Paletko said in his veto that there is nothing to find.
“As I have stated many times, my administration has nothing to hide from the City Council or the public,” his veto read. “My objections to the approach taken by the majority of the City Council have been and continue to be that its approach is politically motivated, poorly considered, unnecessarily legalistic and unfairly confrontational, hostile and accusatory. To these objections, I must now add that it will unlawfully, imprudently and insensitively sacrifice the privacy of the city’s employees.”
In addition to continuously stating that the purpose of the review is politically driven, Paletko said he still believes this entire process to be a waste.
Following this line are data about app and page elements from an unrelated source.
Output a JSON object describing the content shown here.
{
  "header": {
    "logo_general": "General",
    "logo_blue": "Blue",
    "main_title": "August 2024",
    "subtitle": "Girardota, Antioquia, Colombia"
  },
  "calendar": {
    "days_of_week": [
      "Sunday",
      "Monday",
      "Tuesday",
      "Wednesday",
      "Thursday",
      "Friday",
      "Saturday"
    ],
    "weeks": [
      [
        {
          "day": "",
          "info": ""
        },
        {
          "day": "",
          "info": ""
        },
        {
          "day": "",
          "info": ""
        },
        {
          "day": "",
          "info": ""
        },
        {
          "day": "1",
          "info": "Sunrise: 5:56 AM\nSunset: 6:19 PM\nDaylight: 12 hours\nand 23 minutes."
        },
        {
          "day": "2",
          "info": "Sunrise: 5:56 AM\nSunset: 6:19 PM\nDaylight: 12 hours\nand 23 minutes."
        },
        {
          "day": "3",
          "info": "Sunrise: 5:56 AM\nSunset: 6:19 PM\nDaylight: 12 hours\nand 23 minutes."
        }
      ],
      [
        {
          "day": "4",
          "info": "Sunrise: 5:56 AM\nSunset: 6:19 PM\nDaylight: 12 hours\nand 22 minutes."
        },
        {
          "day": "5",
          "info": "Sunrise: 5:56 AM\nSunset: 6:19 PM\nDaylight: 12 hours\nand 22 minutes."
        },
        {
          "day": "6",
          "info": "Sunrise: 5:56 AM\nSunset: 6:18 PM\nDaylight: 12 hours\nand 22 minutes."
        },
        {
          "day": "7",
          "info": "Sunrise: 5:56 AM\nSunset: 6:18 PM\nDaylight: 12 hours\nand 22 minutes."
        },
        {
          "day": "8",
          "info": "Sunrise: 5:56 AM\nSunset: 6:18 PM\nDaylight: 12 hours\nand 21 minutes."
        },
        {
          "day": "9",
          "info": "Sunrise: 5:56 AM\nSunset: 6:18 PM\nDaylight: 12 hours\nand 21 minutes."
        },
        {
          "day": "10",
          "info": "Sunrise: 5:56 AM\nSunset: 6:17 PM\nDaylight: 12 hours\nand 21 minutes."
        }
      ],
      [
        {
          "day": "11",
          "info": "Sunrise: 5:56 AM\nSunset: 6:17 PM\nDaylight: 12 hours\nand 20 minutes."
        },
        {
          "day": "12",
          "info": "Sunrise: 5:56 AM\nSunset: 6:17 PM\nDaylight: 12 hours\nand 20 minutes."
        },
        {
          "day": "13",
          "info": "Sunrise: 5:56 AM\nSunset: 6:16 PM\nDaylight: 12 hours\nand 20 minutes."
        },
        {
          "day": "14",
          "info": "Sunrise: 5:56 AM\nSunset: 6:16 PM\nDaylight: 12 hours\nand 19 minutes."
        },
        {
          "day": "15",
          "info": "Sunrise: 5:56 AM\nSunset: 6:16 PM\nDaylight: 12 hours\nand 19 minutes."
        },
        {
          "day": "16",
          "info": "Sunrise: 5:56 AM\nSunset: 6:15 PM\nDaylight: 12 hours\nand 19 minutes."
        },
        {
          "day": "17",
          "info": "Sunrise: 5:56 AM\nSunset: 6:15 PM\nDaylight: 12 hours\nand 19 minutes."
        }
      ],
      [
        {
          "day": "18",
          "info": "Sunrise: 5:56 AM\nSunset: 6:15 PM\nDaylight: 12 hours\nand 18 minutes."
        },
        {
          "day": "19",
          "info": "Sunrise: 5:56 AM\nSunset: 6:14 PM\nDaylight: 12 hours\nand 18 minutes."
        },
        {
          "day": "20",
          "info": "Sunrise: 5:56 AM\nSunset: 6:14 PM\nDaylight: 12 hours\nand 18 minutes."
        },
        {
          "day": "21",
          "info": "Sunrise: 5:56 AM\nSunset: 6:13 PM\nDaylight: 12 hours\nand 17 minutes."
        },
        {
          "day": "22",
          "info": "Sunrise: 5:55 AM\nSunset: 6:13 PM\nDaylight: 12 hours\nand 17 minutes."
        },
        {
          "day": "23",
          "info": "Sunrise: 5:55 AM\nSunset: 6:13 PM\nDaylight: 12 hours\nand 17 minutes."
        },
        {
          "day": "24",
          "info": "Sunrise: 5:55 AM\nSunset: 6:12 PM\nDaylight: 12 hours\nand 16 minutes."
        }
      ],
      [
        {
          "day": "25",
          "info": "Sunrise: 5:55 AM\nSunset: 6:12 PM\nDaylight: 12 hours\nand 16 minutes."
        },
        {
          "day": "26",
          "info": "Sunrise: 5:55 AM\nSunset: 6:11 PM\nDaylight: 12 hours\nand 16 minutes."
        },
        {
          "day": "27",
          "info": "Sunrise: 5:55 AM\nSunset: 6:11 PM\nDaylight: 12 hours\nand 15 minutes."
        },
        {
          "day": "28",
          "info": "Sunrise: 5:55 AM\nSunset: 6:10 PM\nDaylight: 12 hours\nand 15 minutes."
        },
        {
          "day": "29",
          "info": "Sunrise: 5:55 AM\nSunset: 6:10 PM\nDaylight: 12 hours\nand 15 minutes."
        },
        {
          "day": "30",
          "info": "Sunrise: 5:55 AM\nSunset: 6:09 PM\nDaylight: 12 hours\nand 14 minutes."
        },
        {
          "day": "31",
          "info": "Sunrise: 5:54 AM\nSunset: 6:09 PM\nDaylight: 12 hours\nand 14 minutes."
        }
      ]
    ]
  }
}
“Based on all of the foregoing, this approach has wasted and will continue to waste the time of those working for the city as well as significant amounts of precious and limited city resources,” the veto read. “To this I must now add that it may also result in employee lawsuits against the city. In vetoing this motion, I am hoping that a more constructive and prudent approach might be taken in the future.”
Mayor Paletko says cost of financial audit will bankrupt the city
(The information request) is very hard to satisfy and I believe it’s intentional so they can say I’m refusing to provide it. Almost all of the information requested has nothing to do with PEG fees. — Dearborn Heights Mayor Paletko
Paletko told The Arab American News that access to payroll records will not be provided regardless.
“My biggest issue on this is that there’s no name associated with where the information should go,” he said. “Plante Moran can provide financial records for a cost, but they haven’t been paid for their last two bills. I don’t even have access to these payroll records they are requesting because it involves healthcare.
“This request into payroll records isn’t going to happen. Their request would allow them to maneuver payroll around and what if they change someone’s rate of pay or deductions? There is information in the payroll records that is not their business.”
Paletko also said that he feels he is at a loss.
“This is going to be so expensive and I just don’t know what to do,” he said. “It’s very hard to satisfy and I believe it’s intentional so they can say I’m refusing to provide it. Almost all of the information requested has nothing to do with PEG fees. I can’t provide what I don’t have and it seems we have incompetent people that are going bankrupt this city, and we are under tight constraints as it is.”